## DATA SECTION
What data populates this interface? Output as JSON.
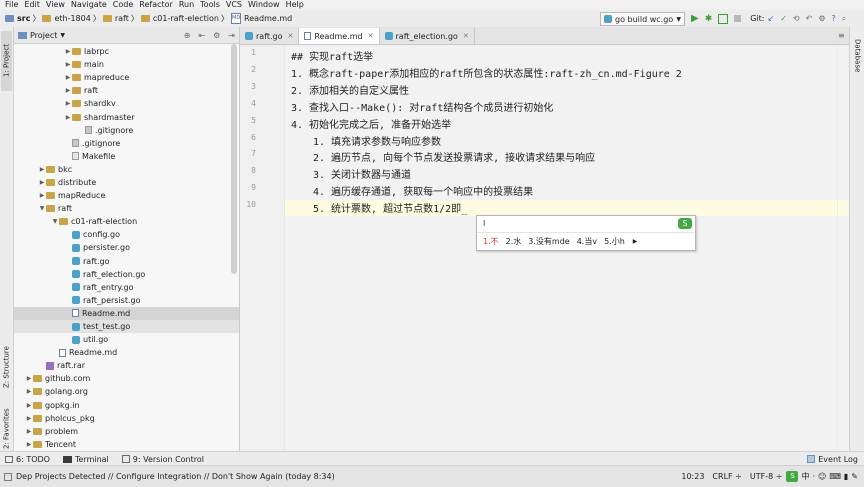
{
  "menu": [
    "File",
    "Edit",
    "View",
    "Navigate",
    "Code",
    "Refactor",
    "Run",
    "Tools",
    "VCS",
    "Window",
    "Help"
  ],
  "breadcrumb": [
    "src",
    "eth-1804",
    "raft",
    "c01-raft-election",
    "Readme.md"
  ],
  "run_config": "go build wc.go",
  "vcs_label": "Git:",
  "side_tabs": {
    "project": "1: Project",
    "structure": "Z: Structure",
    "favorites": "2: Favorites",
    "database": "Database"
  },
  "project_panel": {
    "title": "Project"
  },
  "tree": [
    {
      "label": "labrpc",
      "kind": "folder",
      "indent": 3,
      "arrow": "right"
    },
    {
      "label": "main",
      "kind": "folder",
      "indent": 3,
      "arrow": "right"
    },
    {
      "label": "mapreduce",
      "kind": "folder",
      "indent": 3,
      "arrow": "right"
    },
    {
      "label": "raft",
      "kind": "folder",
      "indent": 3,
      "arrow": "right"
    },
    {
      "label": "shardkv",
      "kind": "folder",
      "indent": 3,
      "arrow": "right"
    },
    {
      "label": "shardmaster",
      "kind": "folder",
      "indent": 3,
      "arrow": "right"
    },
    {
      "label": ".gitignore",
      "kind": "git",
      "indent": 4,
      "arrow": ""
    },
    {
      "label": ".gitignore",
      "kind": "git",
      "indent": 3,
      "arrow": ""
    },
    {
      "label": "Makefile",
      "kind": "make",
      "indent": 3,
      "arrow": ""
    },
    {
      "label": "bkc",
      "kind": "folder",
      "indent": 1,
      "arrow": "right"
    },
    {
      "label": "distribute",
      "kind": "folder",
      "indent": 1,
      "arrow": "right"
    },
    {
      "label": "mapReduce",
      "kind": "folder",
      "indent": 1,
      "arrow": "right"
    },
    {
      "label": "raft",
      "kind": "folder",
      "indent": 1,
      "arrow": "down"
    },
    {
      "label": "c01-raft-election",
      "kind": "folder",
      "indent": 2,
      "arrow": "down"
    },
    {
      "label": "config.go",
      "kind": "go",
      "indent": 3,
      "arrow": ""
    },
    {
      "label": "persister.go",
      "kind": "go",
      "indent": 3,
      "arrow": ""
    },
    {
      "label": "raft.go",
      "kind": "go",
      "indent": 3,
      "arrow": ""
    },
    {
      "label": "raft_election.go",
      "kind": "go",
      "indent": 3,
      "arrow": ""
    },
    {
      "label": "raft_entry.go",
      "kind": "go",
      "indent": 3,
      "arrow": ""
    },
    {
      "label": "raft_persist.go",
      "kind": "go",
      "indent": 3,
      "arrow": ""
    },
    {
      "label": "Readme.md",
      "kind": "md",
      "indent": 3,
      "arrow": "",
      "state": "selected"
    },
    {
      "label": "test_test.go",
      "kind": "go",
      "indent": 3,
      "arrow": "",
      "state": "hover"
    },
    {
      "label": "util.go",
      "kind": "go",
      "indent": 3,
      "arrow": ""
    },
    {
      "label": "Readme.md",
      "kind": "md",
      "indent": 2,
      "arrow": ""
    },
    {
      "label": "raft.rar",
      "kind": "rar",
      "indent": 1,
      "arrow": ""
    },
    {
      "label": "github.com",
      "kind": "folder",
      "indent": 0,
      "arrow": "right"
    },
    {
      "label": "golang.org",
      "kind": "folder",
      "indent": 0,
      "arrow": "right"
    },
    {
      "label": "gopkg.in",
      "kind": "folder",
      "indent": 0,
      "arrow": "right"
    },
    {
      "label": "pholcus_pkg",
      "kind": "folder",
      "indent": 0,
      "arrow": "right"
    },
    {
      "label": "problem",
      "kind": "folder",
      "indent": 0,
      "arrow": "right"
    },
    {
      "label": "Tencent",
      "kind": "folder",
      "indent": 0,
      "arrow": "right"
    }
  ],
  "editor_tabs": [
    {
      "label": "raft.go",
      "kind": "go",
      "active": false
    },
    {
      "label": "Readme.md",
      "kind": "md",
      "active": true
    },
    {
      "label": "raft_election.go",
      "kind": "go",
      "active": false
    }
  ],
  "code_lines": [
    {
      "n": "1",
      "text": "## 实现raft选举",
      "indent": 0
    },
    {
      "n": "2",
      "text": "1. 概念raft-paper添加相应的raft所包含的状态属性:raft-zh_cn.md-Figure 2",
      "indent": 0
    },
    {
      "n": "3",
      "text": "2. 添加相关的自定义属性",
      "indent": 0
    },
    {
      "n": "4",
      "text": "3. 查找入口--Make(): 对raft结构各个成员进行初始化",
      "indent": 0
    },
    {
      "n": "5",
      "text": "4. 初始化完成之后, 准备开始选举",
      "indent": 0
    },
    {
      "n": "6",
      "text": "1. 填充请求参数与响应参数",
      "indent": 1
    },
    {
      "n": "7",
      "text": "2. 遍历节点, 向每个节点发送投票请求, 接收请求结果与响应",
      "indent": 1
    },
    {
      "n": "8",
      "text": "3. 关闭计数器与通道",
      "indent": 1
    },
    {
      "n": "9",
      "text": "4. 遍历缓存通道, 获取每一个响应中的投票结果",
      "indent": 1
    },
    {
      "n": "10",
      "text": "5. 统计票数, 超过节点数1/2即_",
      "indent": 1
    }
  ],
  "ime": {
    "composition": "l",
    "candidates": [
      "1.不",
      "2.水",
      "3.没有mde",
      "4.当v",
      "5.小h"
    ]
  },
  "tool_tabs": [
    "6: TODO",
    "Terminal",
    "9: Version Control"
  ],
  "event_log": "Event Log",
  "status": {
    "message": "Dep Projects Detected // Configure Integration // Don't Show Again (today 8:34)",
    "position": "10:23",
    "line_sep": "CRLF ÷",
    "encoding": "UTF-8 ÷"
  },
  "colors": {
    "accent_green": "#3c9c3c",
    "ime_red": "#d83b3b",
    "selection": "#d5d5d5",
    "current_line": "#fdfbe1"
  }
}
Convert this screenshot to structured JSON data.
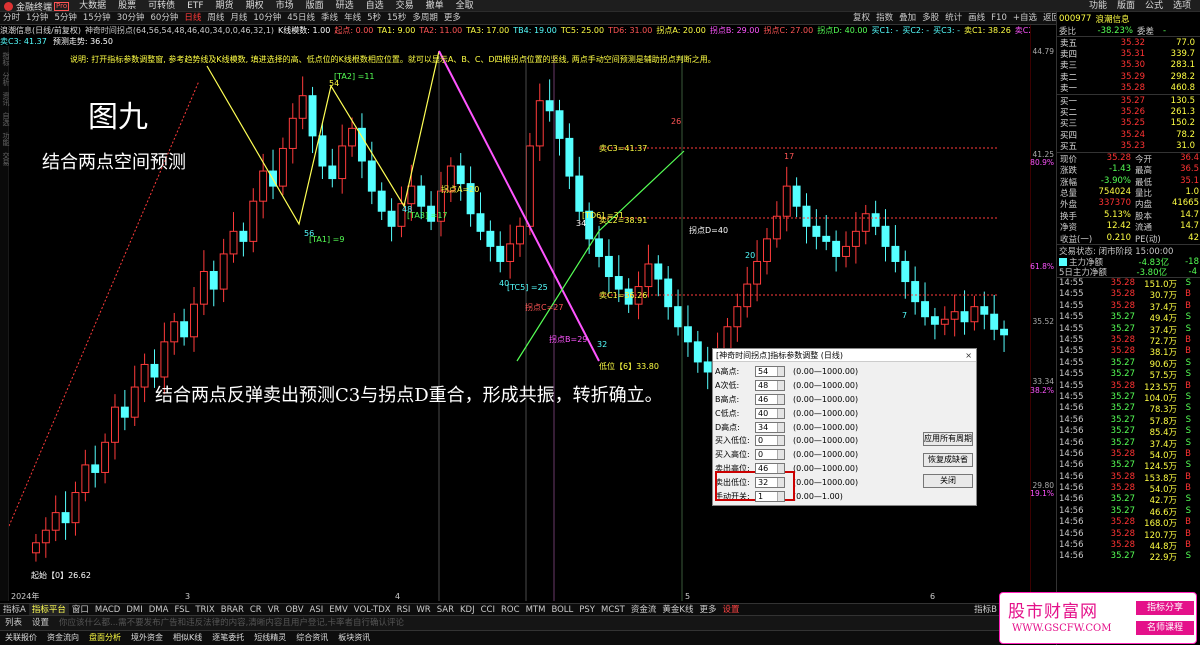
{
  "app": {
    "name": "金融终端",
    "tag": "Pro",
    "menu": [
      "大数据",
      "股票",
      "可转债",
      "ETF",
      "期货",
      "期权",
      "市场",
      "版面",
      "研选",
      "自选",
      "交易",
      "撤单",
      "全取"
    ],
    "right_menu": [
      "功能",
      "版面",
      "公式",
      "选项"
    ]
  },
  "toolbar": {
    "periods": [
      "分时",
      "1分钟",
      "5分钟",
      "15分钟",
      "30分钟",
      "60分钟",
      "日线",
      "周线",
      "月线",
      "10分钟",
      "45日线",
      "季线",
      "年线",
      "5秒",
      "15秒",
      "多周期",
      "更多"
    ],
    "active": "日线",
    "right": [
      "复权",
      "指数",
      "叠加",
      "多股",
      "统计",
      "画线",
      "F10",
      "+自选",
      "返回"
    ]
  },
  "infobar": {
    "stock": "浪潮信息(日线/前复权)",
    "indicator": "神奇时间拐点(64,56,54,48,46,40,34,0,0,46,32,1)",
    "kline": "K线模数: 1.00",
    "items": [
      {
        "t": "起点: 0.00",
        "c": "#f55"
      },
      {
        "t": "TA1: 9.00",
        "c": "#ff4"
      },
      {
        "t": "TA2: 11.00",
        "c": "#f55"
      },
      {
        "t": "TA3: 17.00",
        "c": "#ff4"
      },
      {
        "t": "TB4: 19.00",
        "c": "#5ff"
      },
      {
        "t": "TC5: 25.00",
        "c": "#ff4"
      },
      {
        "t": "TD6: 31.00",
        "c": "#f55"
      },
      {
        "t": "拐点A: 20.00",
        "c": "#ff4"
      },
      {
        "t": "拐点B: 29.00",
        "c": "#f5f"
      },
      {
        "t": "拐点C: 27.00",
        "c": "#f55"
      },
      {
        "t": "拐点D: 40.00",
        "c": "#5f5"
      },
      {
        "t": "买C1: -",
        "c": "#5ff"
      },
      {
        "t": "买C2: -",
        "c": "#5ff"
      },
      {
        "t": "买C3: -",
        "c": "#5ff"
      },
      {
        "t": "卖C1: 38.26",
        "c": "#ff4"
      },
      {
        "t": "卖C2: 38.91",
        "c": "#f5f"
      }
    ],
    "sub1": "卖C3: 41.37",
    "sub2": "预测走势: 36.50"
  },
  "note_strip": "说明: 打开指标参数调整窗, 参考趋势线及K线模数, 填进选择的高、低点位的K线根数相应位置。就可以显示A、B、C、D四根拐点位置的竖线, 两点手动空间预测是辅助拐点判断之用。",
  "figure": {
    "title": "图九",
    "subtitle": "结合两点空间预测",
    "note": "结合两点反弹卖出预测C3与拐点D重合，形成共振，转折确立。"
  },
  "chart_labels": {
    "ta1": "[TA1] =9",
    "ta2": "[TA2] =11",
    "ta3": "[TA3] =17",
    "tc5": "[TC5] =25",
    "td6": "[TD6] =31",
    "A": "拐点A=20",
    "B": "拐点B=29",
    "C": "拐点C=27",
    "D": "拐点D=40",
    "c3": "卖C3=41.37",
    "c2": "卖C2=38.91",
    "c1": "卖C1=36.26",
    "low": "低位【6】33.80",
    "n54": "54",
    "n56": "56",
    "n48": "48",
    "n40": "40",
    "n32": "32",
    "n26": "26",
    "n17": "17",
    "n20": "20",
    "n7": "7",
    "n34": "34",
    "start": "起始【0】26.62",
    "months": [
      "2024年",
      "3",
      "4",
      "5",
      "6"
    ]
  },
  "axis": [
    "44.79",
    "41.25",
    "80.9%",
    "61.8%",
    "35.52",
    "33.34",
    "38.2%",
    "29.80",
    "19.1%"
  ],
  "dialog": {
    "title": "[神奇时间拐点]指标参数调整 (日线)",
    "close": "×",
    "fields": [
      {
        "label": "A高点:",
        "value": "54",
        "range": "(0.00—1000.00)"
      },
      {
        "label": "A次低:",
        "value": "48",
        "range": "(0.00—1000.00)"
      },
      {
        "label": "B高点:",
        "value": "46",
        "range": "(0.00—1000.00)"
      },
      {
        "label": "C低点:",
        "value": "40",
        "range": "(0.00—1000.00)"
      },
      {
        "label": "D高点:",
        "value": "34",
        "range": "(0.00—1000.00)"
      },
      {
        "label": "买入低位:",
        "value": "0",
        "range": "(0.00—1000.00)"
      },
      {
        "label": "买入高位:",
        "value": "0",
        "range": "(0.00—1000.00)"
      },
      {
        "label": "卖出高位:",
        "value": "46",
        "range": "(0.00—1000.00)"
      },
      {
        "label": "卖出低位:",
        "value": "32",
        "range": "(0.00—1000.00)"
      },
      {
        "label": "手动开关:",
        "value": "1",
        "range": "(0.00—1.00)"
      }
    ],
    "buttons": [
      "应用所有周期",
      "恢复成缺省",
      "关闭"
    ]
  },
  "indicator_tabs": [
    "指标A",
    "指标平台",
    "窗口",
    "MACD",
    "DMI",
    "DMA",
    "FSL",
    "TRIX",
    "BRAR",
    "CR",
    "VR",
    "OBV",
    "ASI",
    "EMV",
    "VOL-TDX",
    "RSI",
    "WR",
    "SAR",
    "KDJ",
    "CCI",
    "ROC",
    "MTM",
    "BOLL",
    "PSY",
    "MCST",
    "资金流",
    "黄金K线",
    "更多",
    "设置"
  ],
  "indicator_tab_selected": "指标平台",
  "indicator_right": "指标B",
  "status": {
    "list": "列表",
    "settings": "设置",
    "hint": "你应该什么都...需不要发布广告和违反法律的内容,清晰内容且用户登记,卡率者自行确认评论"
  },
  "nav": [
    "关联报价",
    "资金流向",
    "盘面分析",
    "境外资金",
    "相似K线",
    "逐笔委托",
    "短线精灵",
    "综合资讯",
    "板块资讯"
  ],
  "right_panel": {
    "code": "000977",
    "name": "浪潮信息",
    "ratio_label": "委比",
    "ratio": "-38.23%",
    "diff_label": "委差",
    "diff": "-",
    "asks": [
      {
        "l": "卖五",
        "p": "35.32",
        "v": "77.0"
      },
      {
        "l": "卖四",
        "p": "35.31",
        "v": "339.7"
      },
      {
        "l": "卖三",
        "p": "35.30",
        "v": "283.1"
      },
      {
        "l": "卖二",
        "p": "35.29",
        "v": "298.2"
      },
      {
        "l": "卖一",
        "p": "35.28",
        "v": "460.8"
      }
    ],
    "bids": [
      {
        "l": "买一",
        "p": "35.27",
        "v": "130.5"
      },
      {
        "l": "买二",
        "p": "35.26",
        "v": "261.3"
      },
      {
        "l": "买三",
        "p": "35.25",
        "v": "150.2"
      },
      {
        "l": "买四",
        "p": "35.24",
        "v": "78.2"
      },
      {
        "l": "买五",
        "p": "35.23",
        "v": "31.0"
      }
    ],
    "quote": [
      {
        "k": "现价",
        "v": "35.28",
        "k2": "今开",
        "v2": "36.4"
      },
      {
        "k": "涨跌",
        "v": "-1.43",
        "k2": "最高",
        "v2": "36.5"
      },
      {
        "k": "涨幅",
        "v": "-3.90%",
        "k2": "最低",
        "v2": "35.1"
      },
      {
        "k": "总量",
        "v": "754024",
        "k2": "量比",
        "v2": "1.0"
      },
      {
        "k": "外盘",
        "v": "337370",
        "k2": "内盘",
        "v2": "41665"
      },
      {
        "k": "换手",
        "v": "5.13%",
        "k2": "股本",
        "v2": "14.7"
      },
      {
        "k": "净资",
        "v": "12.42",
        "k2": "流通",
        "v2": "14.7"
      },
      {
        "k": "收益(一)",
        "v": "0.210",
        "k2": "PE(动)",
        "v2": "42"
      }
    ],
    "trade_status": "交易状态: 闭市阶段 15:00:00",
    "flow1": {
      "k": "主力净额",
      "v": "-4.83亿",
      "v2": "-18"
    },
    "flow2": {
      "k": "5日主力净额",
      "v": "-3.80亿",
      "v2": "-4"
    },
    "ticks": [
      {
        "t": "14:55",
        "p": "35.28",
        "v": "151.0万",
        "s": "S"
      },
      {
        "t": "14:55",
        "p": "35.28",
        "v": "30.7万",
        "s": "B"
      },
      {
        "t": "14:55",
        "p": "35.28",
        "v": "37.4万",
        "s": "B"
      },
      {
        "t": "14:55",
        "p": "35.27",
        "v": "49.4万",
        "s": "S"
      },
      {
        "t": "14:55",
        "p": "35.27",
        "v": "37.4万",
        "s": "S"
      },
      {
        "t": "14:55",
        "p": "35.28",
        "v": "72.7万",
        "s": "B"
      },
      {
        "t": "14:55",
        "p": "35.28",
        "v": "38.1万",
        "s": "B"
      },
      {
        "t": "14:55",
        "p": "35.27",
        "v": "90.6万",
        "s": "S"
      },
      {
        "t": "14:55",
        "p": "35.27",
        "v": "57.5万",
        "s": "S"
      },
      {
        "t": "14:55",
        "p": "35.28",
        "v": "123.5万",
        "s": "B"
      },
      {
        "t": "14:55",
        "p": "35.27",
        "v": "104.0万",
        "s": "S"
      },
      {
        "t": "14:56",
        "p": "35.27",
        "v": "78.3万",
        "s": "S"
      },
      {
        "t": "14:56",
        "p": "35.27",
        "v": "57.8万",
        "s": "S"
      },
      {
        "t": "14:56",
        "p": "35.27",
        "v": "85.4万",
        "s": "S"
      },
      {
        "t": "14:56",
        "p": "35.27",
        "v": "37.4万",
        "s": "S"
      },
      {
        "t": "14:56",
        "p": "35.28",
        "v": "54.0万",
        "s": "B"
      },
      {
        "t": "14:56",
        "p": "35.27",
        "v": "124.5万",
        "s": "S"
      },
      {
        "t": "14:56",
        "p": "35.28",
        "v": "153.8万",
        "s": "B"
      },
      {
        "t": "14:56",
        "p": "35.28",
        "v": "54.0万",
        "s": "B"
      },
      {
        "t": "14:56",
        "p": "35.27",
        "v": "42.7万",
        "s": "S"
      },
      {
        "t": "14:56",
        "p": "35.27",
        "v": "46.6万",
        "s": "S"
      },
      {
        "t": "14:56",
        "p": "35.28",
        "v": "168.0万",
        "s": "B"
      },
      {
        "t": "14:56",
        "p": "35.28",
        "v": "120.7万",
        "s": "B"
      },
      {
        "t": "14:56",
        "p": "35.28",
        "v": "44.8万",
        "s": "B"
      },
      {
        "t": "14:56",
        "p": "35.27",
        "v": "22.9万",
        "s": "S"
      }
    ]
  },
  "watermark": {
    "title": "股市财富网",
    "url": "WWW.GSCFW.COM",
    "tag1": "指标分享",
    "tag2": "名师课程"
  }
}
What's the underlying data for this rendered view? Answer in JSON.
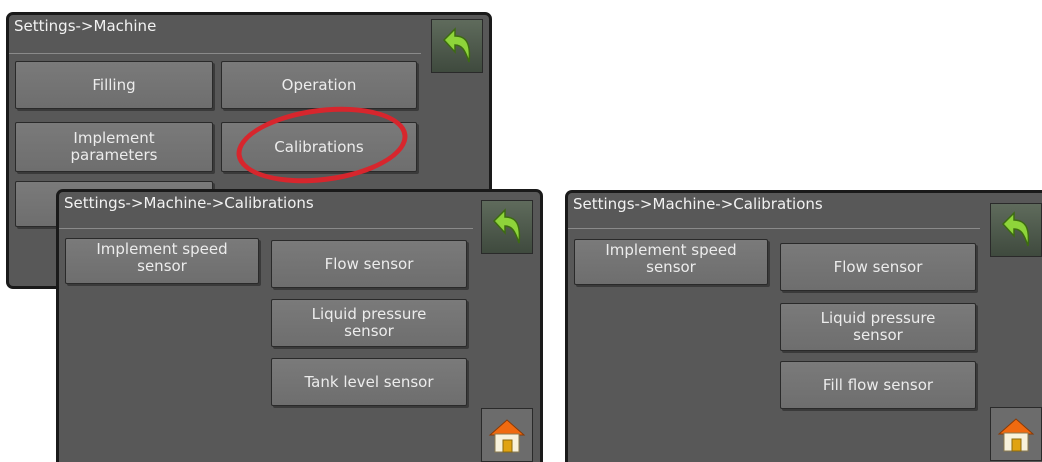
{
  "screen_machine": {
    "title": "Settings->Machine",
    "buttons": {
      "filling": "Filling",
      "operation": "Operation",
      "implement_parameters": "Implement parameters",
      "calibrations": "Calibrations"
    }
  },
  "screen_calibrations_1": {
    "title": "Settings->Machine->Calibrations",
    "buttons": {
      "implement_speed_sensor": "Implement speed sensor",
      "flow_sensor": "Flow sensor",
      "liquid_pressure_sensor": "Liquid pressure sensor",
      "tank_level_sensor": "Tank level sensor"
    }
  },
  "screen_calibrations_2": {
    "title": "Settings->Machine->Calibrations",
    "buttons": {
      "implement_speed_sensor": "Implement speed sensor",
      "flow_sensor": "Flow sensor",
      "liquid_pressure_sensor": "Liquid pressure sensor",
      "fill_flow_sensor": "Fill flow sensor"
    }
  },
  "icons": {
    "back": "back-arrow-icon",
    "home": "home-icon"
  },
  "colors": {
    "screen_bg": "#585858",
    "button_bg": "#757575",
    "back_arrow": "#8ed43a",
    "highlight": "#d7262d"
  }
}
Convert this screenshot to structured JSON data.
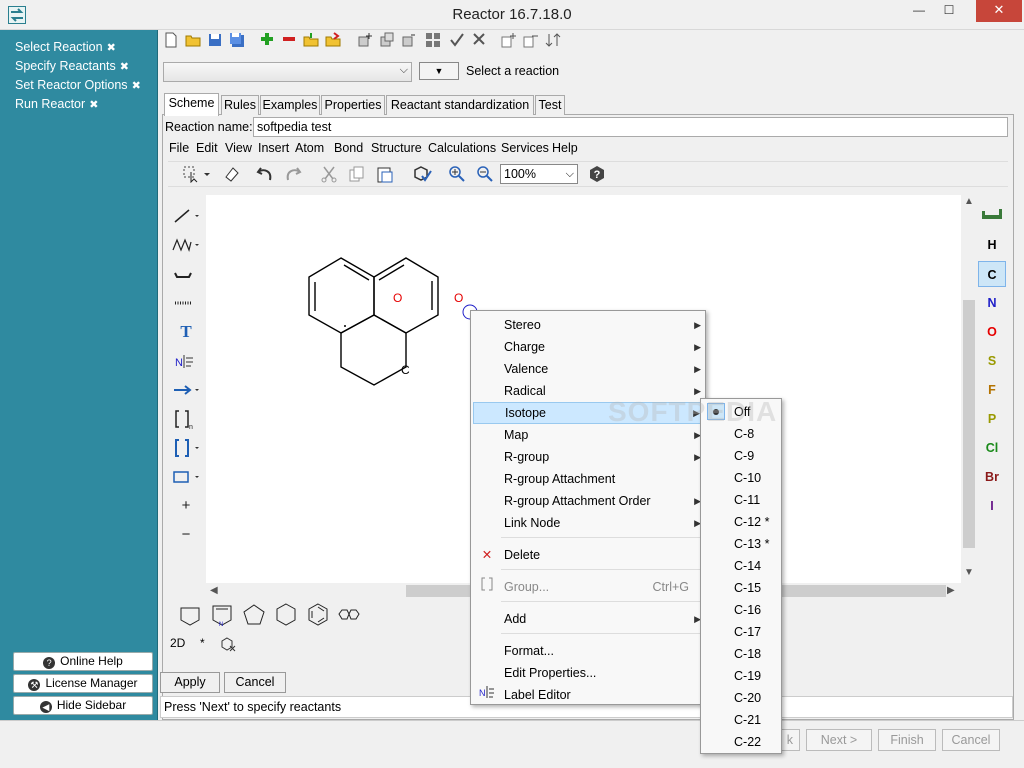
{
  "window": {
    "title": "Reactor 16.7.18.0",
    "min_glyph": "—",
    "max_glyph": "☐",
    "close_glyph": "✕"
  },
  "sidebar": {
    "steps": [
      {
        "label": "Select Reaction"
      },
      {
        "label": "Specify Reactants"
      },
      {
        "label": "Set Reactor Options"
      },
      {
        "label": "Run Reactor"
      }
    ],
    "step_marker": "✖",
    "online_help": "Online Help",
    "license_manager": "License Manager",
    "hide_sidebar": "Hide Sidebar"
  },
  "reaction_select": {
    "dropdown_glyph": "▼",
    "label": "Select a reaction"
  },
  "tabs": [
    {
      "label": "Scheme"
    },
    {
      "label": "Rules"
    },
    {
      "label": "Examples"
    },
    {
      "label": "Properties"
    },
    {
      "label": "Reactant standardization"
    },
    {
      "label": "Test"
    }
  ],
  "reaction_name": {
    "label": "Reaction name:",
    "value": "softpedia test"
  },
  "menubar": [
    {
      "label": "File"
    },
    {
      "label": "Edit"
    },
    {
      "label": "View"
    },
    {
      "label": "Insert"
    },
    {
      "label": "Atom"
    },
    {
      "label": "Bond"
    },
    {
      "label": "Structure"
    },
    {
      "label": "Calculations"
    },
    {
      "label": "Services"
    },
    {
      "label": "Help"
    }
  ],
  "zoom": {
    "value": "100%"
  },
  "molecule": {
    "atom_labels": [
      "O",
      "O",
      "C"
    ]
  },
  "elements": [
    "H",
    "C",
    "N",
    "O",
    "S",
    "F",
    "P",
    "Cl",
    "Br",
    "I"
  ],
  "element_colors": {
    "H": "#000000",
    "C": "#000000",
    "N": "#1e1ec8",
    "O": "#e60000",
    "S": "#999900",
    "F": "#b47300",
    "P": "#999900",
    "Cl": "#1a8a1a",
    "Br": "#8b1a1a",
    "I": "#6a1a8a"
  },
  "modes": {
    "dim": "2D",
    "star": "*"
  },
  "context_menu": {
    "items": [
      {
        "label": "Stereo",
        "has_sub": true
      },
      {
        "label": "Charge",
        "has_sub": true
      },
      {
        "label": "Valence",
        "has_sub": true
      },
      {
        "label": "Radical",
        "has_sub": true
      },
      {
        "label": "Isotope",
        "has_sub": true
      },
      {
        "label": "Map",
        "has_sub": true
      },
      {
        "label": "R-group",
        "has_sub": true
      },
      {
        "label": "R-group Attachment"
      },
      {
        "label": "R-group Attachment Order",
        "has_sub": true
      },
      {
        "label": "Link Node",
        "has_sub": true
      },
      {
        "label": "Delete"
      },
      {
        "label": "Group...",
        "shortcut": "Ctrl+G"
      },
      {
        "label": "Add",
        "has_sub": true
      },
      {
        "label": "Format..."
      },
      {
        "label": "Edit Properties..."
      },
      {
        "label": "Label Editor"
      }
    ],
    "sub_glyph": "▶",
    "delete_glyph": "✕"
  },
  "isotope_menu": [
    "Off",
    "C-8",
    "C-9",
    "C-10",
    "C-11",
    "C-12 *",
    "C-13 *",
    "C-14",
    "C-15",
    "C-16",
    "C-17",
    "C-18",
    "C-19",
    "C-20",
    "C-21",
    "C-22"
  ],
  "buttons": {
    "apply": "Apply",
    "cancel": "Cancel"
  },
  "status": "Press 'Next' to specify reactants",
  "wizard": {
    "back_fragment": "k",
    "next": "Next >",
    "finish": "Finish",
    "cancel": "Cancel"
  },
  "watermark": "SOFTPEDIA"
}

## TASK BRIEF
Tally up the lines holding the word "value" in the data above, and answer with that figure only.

## EXPECTED ANSWER
12